Table of contents
About this book
This handbook presents a comprehensive and up-to-date overview of unprecedented substantive, theoretical, methodological, and statistical developments and insights, and an in-depth examination of trends and patterns, in adult mortality around the world. With over two dozen chapters and more than fifty authors, this volume draws from top international mortality experts to provide one of the best overviews of life expectancy extant. The handbook documents remarkable gains in life expectancy, which stand out as one of the most important accomplishments of the twentieth century. Individuals in more developed countries can expect to live longer now than ever before, especially the Japanese, who enjoy record-setting life expectancies. The book also explores unfortunate declines in life expectancy in selected countries brought on by such factors as the following: infectious diseases; accidents, suicides, and homicides; and political and economic conflict and turmoil. This book synthesizes the wealth of mortality information available, clearly articulates the central findings to-date, identifies the most appropriate datasets and methods currently available, illuminates the central research questions, and develops an agenda to address these research questions. The authors carefully examine central factors related to mortality, including health behaviors, socioeconomic status, social relations, biomarkers, and genetic factors. The book will prove especially relevant to researchers, students, and policy makers within social and health sciences who want to better understand international trends and patterns in adult mortality.

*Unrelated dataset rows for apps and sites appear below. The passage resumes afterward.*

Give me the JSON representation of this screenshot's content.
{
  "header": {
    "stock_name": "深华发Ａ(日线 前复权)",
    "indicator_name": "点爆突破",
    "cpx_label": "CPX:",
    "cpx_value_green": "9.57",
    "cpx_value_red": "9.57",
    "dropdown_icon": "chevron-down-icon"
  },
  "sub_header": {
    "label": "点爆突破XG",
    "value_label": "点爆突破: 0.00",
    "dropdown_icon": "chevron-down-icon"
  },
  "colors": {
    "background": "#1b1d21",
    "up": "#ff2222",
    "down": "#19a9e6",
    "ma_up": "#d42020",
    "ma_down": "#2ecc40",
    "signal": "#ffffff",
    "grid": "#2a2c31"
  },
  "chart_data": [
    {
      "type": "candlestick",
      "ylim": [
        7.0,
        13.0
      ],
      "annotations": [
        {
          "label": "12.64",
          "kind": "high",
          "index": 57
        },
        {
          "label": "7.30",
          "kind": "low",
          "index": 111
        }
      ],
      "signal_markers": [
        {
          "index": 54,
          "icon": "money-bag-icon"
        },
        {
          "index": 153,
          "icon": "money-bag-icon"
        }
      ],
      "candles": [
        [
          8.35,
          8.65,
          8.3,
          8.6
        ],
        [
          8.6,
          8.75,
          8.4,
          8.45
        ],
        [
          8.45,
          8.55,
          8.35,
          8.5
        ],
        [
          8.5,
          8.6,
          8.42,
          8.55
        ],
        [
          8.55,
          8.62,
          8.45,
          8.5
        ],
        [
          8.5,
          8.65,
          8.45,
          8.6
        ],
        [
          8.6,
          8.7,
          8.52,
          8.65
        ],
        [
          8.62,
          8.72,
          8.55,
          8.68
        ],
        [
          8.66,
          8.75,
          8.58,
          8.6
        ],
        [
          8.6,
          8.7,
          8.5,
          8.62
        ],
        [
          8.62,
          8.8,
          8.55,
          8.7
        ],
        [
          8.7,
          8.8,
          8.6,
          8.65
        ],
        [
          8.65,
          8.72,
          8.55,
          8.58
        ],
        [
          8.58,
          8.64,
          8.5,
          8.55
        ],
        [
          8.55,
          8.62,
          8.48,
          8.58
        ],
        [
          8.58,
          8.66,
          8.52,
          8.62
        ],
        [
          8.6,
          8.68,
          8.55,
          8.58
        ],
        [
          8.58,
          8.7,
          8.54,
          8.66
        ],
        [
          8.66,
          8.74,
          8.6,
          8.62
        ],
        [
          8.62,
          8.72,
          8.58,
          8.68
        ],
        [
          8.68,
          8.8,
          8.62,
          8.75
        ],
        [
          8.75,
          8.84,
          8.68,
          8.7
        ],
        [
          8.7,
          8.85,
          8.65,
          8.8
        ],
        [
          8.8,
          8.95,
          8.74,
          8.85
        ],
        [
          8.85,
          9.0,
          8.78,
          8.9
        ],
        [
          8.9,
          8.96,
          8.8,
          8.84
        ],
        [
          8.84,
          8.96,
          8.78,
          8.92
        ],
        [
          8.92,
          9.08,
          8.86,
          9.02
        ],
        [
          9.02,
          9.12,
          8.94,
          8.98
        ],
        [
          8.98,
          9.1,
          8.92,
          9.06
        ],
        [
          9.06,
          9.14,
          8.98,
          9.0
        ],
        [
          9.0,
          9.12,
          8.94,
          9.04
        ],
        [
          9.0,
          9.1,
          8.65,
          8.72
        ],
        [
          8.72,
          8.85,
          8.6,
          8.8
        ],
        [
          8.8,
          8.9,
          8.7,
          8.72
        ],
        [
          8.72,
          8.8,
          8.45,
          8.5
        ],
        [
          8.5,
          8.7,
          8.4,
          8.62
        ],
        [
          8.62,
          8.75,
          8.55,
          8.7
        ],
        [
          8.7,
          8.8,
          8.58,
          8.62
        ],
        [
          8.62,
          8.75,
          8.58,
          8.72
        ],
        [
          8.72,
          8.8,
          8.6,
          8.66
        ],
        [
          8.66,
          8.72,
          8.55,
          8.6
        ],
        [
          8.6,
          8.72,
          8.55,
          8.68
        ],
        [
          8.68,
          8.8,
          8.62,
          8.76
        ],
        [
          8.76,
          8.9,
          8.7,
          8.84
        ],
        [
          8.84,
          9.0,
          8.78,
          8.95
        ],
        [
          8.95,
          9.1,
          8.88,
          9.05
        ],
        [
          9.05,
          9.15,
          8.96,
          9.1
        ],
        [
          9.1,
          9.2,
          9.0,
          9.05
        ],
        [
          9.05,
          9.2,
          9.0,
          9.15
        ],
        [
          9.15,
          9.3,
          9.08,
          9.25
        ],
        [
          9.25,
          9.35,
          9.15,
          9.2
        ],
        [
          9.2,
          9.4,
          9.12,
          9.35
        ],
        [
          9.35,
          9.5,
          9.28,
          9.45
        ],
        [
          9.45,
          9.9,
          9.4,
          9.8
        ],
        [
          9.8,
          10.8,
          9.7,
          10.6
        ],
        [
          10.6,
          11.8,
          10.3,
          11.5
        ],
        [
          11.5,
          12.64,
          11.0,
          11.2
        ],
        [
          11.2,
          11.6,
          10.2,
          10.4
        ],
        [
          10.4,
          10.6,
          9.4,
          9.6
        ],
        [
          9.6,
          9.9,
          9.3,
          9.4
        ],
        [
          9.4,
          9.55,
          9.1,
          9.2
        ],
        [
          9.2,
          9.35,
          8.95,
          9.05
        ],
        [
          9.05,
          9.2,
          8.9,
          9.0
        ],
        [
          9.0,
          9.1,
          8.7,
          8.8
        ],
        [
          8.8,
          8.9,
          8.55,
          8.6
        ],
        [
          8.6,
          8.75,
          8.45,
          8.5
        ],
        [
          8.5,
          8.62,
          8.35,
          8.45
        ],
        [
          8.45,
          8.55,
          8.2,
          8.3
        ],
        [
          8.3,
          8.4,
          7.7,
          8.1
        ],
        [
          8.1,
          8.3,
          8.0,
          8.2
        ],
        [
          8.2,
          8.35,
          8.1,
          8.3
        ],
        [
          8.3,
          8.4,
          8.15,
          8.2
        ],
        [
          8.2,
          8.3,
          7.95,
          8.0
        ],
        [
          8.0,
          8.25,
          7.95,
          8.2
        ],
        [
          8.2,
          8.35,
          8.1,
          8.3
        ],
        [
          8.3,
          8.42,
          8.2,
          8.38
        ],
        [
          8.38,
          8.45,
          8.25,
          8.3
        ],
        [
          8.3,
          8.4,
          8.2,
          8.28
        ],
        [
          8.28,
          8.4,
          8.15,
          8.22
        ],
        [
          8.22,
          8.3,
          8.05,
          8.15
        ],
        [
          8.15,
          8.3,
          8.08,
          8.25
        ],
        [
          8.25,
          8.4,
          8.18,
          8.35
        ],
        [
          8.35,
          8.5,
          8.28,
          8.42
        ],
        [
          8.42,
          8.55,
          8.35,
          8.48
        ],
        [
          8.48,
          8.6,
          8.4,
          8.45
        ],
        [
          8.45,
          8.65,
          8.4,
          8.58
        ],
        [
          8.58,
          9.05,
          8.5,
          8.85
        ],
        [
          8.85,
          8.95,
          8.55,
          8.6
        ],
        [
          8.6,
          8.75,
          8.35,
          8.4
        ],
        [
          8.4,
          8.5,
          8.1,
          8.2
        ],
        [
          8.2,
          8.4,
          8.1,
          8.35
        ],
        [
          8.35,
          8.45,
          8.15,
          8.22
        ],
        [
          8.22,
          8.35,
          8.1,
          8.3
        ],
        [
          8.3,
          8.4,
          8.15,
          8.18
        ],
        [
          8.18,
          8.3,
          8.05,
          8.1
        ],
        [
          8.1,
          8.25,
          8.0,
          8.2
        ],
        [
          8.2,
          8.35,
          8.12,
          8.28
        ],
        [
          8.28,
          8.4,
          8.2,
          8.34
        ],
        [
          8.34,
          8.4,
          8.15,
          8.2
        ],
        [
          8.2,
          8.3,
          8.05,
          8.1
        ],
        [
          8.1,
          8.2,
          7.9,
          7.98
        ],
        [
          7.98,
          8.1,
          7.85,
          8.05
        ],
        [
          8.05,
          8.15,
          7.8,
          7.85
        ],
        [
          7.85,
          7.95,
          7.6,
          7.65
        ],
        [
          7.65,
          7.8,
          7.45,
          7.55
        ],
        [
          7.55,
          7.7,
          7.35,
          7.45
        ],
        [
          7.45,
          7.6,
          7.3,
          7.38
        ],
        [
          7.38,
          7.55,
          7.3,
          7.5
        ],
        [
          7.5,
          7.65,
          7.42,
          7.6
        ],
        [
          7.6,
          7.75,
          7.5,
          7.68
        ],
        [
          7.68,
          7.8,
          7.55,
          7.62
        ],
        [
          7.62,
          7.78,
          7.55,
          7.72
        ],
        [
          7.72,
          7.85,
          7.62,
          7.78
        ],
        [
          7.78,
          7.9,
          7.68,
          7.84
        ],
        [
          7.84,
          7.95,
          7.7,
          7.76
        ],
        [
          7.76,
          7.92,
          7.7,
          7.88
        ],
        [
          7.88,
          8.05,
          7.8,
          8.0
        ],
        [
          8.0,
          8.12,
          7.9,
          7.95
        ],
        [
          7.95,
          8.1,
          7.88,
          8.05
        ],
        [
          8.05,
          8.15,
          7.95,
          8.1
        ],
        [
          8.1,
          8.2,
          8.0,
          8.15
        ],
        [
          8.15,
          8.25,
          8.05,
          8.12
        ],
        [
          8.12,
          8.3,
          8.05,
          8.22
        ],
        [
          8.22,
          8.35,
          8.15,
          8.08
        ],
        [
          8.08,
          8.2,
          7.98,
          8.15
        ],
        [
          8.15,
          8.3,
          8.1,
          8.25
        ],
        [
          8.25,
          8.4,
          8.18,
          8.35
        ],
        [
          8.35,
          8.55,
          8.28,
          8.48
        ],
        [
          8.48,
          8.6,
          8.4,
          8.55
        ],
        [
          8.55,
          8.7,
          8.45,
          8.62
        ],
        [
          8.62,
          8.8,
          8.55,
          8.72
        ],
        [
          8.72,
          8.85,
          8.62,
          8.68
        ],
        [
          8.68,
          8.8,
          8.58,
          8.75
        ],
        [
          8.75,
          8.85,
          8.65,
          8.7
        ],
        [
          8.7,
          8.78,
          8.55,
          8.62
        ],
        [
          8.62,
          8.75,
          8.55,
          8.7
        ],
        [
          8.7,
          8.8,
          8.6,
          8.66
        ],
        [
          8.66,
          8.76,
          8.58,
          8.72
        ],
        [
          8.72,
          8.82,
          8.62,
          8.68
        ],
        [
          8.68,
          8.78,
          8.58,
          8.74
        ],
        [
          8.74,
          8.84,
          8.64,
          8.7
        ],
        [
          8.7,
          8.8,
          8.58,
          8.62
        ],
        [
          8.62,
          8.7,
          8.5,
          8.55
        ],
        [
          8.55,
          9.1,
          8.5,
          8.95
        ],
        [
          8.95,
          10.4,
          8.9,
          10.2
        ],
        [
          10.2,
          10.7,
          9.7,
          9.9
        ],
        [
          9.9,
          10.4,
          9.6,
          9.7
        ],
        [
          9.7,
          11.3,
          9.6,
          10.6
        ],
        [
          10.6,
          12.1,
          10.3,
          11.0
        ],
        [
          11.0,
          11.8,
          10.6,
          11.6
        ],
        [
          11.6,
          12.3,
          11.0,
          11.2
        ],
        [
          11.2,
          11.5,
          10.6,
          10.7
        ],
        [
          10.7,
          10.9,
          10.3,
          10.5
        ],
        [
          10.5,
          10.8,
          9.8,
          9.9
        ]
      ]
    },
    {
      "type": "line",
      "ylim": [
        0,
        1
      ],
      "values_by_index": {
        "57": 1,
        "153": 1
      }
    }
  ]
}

AIDS mortality Adult mortality Africa Age patterns Asia Biological risk factors Biomarkers Black Americans Caribbean Causes of death Demographic datasets and methods Early life conditions Europe Former Sovjet Union Genetic factors Health behaviors Homicide Infectious disease Japanese life expectancy Latin America Life expectancy Neighborhood effects Political Economic conflict Religion Social relations Suicide United States